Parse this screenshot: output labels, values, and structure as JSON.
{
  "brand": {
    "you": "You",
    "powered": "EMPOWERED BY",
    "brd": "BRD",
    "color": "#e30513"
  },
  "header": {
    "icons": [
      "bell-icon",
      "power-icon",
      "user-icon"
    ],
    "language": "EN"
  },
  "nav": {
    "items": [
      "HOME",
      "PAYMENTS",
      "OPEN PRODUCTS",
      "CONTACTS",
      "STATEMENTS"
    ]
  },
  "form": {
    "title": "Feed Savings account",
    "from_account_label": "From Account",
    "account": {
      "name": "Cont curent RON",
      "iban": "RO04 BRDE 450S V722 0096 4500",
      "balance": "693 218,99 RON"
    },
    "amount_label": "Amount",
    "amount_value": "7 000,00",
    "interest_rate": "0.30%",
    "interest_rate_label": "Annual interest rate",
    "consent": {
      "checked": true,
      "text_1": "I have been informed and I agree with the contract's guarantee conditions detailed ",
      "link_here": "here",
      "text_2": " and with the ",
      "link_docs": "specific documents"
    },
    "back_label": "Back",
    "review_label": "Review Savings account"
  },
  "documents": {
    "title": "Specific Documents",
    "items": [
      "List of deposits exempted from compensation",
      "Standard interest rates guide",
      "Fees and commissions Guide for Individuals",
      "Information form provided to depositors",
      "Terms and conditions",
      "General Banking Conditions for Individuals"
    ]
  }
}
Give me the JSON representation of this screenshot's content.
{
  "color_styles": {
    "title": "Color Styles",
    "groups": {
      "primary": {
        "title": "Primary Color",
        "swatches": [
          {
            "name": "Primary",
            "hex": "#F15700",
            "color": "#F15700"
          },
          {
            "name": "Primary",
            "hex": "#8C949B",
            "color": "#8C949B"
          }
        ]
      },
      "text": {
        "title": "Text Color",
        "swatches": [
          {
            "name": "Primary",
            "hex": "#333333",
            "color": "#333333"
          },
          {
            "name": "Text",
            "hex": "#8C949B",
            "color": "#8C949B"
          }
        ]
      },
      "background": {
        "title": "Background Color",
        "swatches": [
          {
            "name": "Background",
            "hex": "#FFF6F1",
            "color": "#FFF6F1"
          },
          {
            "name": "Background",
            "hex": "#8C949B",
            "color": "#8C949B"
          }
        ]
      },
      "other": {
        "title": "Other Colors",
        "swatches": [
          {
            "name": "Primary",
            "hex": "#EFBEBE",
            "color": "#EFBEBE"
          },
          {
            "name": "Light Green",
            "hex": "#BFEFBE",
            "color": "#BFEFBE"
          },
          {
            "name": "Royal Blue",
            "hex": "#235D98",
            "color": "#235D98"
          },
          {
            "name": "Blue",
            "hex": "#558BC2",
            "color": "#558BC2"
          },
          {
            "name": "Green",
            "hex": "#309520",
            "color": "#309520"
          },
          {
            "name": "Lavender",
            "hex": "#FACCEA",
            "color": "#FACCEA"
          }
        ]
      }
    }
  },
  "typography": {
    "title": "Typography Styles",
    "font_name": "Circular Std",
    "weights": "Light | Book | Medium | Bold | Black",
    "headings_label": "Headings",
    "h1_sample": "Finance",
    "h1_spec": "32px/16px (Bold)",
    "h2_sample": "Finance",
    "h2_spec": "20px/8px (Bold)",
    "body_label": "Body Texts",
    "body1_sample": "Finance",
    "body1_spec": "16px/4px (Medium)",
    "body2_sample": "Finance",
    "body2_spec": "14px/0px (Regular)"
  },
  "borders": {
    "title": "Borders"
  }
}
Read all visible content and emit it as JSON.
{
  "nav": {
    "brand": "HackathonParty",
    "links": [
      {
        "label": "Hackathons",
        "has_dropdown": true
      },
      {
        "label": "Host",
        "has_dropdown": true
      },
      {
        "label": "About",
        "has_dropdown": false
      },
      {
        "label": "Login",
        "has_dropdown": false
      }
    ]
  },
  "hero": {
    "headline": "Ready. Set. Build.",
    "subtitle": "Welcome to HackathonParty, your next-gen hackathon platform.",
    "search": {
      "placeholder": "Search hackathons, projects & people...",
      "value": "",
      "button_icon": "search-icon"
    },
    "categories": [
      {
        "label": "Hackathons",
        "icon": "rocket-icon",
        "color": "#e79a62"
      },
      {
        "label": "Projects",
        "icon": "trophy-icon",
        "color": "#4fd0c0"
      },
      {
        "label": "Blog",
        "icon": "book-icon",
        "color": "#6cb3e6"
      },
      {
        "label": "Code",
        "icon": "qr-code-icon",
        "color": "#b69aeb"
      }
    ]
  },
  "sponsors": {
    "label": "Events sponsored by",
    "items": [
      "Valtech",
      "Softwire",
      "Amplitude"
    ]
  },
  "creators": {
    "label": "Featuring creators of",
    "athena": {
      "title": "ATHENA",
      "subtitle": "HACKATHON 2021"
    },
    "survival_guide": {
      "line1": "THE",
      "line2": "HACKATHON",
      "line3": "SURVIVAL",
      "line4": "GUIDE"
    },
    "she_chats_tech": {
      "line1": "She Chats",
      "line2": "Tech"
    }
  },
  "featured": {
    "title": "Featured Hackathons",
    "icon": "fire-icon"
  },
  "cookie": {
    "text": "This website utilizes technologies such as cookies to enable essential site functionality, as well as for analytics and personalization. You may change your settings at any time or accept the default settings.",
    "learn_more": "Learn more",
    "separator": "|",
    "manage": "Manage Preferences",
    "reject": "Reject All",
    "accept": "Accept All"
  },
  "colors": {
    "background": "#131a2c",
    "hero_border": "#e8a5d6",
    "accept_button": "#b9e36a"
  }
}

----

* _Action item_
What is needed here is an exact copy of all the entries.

* _Response to this task_
Parse this screenshot: output labels, values, and structure as JSON.
{
  "brand": {
    "you": "You",
    "powered": "EMPOWERED BY",
    "brd": "BRD",
    "color": "#e30513"
  },
  "header": {
    "icons": [
      "bell-icon",
      "power-icon",
      "user-icon"
    ],
    "language": "EN"
  },
  "nav": {
    "items": [
      "HOME",
      "PAYMENTS",
      "OPEN PRODUCTS",
      "CONTACTS",
      "STATEMENTS"
    ]
  },
  "form": {
    "title": "Feed Savings account",
    "from_account_label": "From Account",
    "account": {
      "name": "Cont curent RON",
      "iban": "RO04 BRDE 450S V722 0096 4500",
      "balance": "693 218,99 RON"
    },
    "amount_label": "Amount",
    "amount_value": "7 000,00",
    "interest_rate": "0.30%",
    "interest_rate_label": "Annual interest rate",
    "consent": {
      "checked": true,
      "text_1": "I have been informed and I agree with the contract's guarantee conditions detailed ",
      "link_here": "here",
      "text_2": " and with the ",
      "link_docs": "specific documents"
    },
    "back_label": "Back",
    "review_label": "Review Savings account"
  },
  "documents": {
    "title": "Specific Documents",
    "items": [
      "List of deposits exempted from compensation",
      "Standard interest rates guide",
      "Fees and commissions Guide for Individuals",
      "Information form provided to depositors",
      "Terms and conditions",
      "General Banking Conditions for Individuals"
    ]
  }
}
Give me the JSON representation of this screenshot's content.
{
  "color_styles": {
    "title": "Color Styles",
    "groups": {
      "primary": {
        "title": "Primary Color",
        "swatches": [
          {
            "name": "Primary",
            "hex": "#F15700",
            "color": "#F15700"
          },
          {
            "name": "Primary",
            "hex": "#8C949B",
            "color": "#8C949B"
          }
        ]
      },
      "text": {
        "title": "Text Color",
        "swatches": [
          {
            "name": "Primary",
            "hex": "#333333",
            "color": "#333333"
          },
          {
            "name": "Text",
            "hex": "#8C949B",
            "color": "#8C949B"
          }
        ]
      },
      "background": {
        "title": "Background Color",
        "swatches": [
          {
            "name": "Background",
            "hex": "#FFF6F1",
            "color": "#FFF6F1"
          },
          {
            "name": "Background",
            "hex": "#8C949B",
            "color": "#8C949B"
          }
        ]
      },
      "other": {
        "title": "Other Colors",
        "swatches": [
          {
            "name": "Primary",
            "hex": "#EFBEBE",
            "color": "#EFBEBE"
          },
          {
            "name": "Light Green",
            "hex": "#BFEFBE",
            "color": "#BFEFBE"
          },
          {
            "name": "Royal Blue",
            "hex": "#235D98",
            "color": "#235D98"
          },
          {
            "name": "Blue",
            "hex": "#558BC2",
            "color": "#558BC2"
          },
          {
            "name": "Green",
            "hex": "#309520",
            "color": "#309520"
          },
          {
            "name": "Lavender",
            "hex": "#FACCEA",
            "color": "#FACCEA"
          }
        ]
      }
    }
  },
  "typography": {
    "title": "Typography Styles",
    "font_name": "Circular Std",
    "weights": "Light | Book | Medium | Bold | Black",
    "headings_label": "Headings",
    "h1_sample": "Finance",
    "h1_spec": "32px/16px (Bold)",
    "h2_sample": "Finance",
    "h2_spec": "20px/8px (Bold)",
    "body_label": "Body Texts",
    "body1_sample": "Finance",
    "body1_spec": "16px/4px (Medium)",
    "body2_sample": "Finance",
    "body2_spec": "14px/0px (Regular)"
  },
  "borders": {
    "title": "Borders"
  }
}
Read all visible content and emit it as JSON.
{
  "nav": {
    "brand": "HackathonParty",
    "links": [
      {
        "label": "Hackathons",
        "has_dropdown": true
      },
      {
        "label": "Host",
        "has_dropdown": true
      },
      {
        "label": "About",
        "has_dropdown": false
      },
      {
        "label": "Login",
        "has_dropdown": false
      }
    ]
  },
  "hero": {
    "headline": "Ready. Set. Build.",
    "subtitle": "Welcome to HackathonParty, your next-gen hackathon platform.",
    "search": {
      "placeholder": "Search hackathons, projects & people...",
      "value": "",
      "button_icon": "search-icon"
    },
    "categories": [
      {
        "label": "Hackathons",
        "icon": "rocket-icon",
        "color": "#e79a62"
      },
      {
        "label": "Projects",
        "icon": "trophy-icon",
        "color": "#4fd0c0"
      },
      {
        "label": "Blog",
        "icon": "book-icon",
        "color": "#6cb3e6"
      },
      {
        "label": "Code",
        "icon": "qr-code-icon",
        "color": "#b69aeb"
      }
    ]
  },
  "sponsors": {
    "label": "Events sponsored by",
    "items": [
      "Valtech",
      "Softwire",
      "Amplitude"
    ]
  },
  "creators": {
    "label": "Featuring creators of",
    "athena": {
      "title": "ATHENA",
      "subtitle": "HACKATHON 2021"
    },
    "survival_guide": {
      "line1": "THE",
      "line2": "HACKATHON",
      "line3": "SURVIVAL",
      "line4": "GUIDE"
    },
    "she_chats_tech": {
      "line1": "She Chats",
      "line2": "Tech"
    }
  },
  "featured": {
    "title": "Featured Hackathons",
    "icon": "fire-icon"
  },
  "cookie": {
    "text": "This website utilizes technologies such as cookies to enable essential site functionality, as well as for analytics and personalization. You may change your settings at any time or accept the default settings.",
    "learn_more": "Learn more",
    "separator": "|",
    "manage": "Manage Preferences",
    "reject": "Reject All",
    "accept": "Accept All"
  },
  "colors": {
    "background": "#131a2c",
    "hero_border": "#e8a5d6",
    "accept_button": "#b9e36a"
  }
}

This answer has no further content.